One thing I noticed in my reading is that some chargers have more than one set of charging coils. My understanding is this approach makes the connection between the phone and the charger more reliable.
Since the old Nokia chargers had problems with connection, I decided to try two well-rated three-coil chargers. The first is simply a rectangular slab, the Choetech CHOE Stadium Qi Wireless Charging Pad, sold on Amazon for $25.99:
The third new charger I ordered was the DLAND T-310 Foldable Stand. What's nice about this one is it folds down flat, or stands up, allowing you to see your phone. Unfortunately, I found the stand-like nature of the cradle more annoying than not, mostly because where I had to place the stand on my desk meant the phone faced away from me. It's actually pretty cool if it fits your space. It's also $49.99, so it's the most expensive of the bunch.
Once I got the three, I decided to subject them to a set of tests, which were harder to do than I expected. While my Galaxy S4 would lose battery power if you merely used the phone, getting my iPhone 6s Plus to the point where it needs more power could take days.
In order to test the chargers with the iPhone, I fired up Netflix and ran a couple of movies, which got the phone down to between 60 and 70 percent. Yeah, you're looking at about four hours per test just to get the phone battery low enough. With eight test passes, we're talking 32 hours just to get the phone ready to test -- and that's not counting the charging time itself.
I put the phone on each charger for exactly one hour. Before the test, I measured the temperature of the phone externally using an infrared thermometer, pointing the laser sight at exactly the same spot each time. I also looked at the battery charge level. After each test, I did the same thing. I pointed the thermometer at the same spot, took a reading, and then recorded battery level.
I did this process twice for each phone, after making sure the phone's external temperature settled back down to around 75 degrees. The following table shows the results, which were not entirely conclusive.
As you can see, an hour's charge generally increased the phone's battery capacity around 18 percent. That means going from zero is about a five hour charge. The Nokia completed a full 18 percent increase once, but as I've noticed, it's not reliable. Another hour resulted in only a 4 percent improvement.
The folding DLAND device deviated from the 18 percent amount in its first run -- it did only a 12 percent improvement, but also gained 33 degrees. In its second run, it increased battery by the 18 percent common amount, but with a whopping 41 degree gain.
The rectangular CHOE was my favorite, because it never made any "boink" sounds, indicated an incomplete connection. It gained 18 percent battery in one run and 16 percent in another. But one run resulted in a substantial 40 degree temperature increase, while another run resulted in a 25 degree temperature increase.
The round Anker charger -- the least expensive of the bunch -- may be the winner, though. It gained exactly 18 percent charge in each run, and it caused the lowest temperature gain of any of the chargers, 12 degrees in one pass and 19 degrees in the next.
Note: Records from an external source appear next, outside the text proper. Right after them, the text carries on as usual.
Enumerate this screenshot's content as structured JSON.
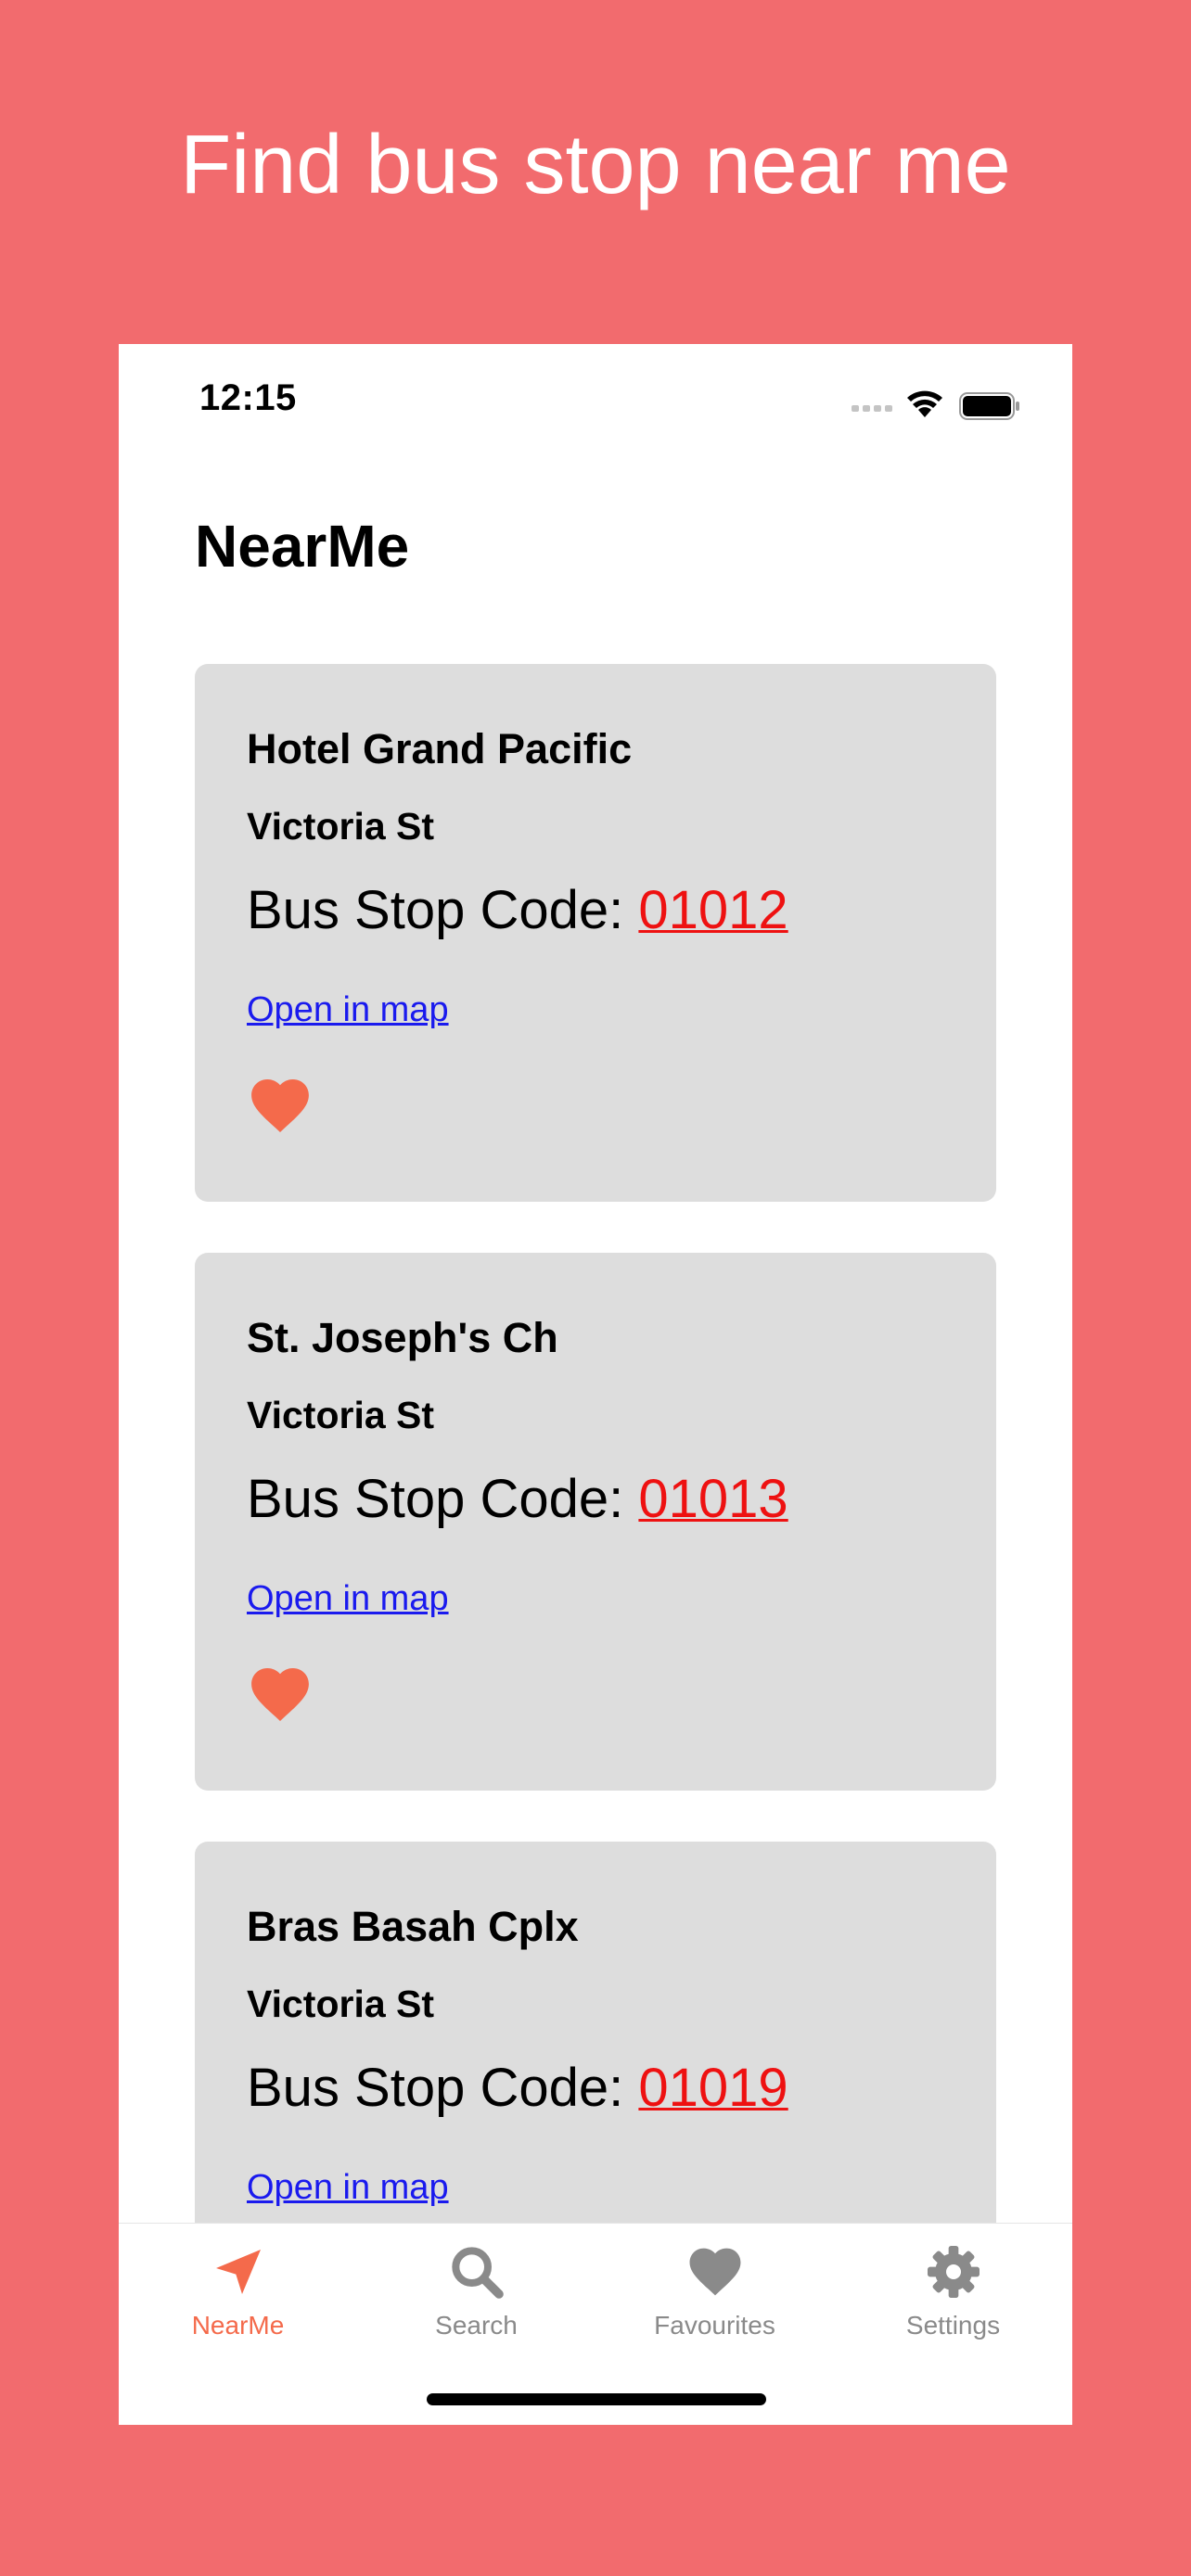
{
  "headline": "Find bus stop near me",
  "status_bar": {
    "time": "12:15"
  },
  "page_title": "NearMe",
  "colors": {
    "background": "#f26b6e",
    "accent": "#f46a4b",
    "code": "#ee1111",
    "link": "#1a1aee",
    "card": "#dddddd"
  },
  "bus_stops": [
    {
      "name": "Hotel Grand Pacific",
      "road": "Victoria St",
      "code_label": "Bus Stop Code:",
      "code": "01012",
      "map_link": "Open in map",
      "favourite": true
    },
    {
      "name": "St. Joseph's Ch",
      "road": "Victoria St",
      "code_label": "Bus Stop Code:",
      "code": "01013",
      "map_link": "Open in map",
      "favourite": true
    },
    {
      "name": "Bras Basah Cplx",
      "road": "Victoria St",
      "code_label": "Bus Stop Code:",
      "code": "01019",
      "map_link": "Open in map",
      "favourite": true
    }
  ],
  "tabs": [
    {
      "label": "NearMe",
      "icon": "location-arrow-icon",
      "active": true
    },
    {
      "label": "Search",
      "icon": "search-icon",
      "active": false
    },
    {
      "label": "Favourites",
      "icon": "heart-icon",
      "active": false
    },
    {
      "label": "Settings",
      "icon": "gear-icon",
      "active": false
    }
  ]
}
So, what's the bottom line? To be honest, I'm still not completely satisfied. I'm going to keep the Anker and return the others, but I'm also thinking about 3D printing a corded charging dock that's heavy enough to stay put when I pick up the phone.
Stay tuned. I'm sure I'll write about that project in future articles.
But is inductive charging the way to go? I am concerned about the temperature gain, and the phone often starts to do it's incredibly annoying "boink" sound when it reaches a full charge or loses connection. But it's definitely convenient.
What do you think? Do you use inductive charging on your iPhones (or other phones)? Do you have reliability or temperature issues. TalkBack below.